In line with our normal investigation procedures, the Ombudsman invites the HSE to make a written submission in response to the Statements of Complaint. Any such submission should reach this Office by Thursday 9 February 2012. If the HSE chooses not to make a submission by that date, we will proceed with the investigation in the normal way.
Provision of Information and Documents
Bennett Case - while we have some documents provided by the HSE in the course of the preliminary examination, what we have seems incomplete. For the purposes of the investigation the Ombudsman requires the provision of all documents relating to Mrs Bennett's case held by the HSE to include:
Connolly Case - to date we have not sought any specific documentation from the HSE in the case of Mary Connolly. For the purposes of the investigation the Ombudsman requires the provision of all documents relating to Ms Connolly's case held by the HSE to include:
Bennett & Connolly Cases - it is known that the HSE (including its predecessor health boards) has had legal proceedings initiated against it by individuals (or those acting on their behalf) seeking redress for the expense incurred in having to avail of in-patient services in private facilities in circumstances where those individuals contend that the HSE (or one of its predecessor health boards) had a legal obligation to provide such services. It appears that the circumstances giving rise to these legal actions are to a considerable extent similar to the circumstances of the late Mrs Bennett and of Ms Connolly. It is also known that, while none of these cases has yet gone to hearing and judgment in the High Court, some have been settled out of court with compensation being paid to the plaintiffs. It is relevant to the Ombudsman's investigation to establish whether people, in circumstances broadly similar to those of the late Mrs Bennett and of Ms Connolly, have received some financial redress.
For the purposes of this investigation, therefore, the Ombudsman requires the provision to her of information on the terms on which these cases have been settled. This requirement may be met by the provision of copies of the settlement document in each case and, depending on the information contained therein, it may or may not be necessary to seek fuller information or documentation on these settlements. If it is the case that the settlements, or some of them, are covered by a confidentiality agreement, the Ombudsman will be happy to accept copies from which the plaintiffs' names and addresses have been redacted.
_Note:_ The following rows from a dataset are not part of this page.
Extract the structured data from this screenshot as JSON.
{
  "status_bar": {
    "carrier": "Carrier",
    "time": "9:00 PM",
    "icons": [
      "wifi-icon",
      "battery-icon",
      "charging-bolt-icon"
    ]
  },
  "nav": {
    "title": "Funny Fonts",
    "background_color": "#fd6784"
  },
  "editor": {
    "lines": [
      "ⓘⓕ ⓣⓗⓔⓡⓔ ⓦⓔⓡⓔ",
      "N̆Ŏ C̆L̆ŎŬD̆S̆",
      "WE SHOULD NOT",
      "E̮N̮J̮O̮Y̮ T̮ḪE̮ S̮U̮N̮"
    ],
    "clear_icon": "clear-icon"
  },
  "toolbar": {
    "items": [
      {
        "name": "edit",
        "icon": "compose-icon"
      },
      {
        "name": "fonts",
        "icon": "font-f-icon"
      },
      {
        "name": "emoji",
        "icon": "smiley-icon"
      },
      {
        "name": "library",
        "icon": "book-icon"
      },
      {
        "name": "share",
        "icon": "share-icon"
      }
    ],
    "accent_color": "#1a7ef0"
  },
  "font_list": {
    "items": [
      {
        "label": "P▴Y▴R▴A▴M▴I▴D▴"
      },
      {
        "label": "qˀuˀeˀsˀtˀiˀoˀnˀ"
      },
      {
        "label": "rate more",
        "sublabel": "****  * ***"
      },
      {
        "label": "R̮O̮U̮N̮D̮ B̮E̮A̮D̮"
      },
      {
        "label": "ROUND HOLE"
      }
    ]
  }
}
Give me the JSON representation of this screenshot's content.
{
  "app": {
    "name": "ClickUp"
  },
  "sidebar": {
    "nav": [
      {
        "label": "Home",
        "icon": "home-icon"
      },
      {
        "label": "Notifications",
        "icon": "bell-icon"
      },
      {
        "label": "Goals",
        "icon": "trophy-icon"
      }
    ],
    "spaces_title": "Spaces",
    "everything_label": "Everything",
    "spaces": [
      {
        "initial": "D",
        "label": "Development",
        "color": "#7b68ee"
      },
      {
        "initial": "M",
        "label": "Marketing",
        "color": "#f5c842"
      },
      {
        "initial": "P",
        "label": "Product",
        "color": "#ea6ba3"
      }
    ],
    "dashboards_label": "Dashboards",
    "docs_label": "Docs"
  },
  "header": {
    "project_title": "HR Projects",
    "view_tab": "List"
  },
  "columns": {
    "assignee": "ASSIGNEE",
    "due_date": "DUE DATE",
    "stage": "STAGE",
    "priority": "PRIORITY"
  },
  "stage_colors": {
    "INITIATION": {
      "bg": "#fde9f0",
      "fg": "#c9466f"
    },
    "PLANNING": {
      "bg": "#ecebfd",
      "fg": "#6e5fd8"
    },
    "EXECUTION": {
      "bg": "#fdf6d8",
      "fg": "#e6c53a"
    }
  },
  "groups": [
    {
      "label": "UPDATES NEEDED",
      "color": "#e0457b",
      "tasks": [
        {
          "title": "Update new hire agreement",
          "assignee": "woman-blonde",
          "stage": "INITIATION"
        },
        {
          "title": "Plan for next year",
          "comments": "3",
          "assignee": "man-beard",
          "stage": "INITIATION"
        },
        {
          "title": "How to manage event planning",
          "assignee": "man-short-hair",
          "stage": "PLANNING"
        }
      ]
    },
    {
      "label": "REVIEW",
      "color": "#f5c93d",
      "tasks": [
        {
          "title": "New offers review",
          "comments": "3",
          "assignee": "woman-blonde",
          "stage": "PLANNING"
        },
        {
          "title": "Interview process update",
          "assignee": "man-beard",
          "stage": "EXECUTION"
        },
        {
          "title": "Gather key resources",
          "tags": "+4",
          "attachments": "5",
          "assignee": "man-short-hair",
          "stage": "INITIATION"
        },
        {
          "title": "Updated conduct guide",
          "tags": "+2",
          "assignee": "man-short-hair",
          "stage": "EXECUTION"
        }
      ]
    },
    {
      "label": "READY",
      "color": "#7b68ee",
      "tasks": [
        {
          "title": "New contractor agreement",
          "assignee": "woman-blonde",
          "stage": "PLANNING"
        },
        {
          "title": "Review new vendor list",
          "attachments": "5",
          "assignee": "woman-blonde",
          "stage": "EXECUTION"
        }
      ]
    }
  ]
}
In any event, the Ombudsman would not be identifying any of the plaintiffs in any report she publishes arising from this investigation.
Provision of all of this information and documentation is being required of the HSE in accordance with the statutory powers conferred on the Ombudsman under section 7 of the Ombudsman Act 1980 (copy attached). The documentation and information should be provided to the Ombudsman not later than Thursday 9 February 2012.
We may need to interview some HSE staff for the purposes of this investigation and, if so we will make the arrangements through the liaison officer, Mr Greg Price or any other HSE person designated as our contact person for the purposes of this investigation.
If you have any queries on the investigation, you are welcome to contact me at 01-6395650 (firstname.lastname@example.org).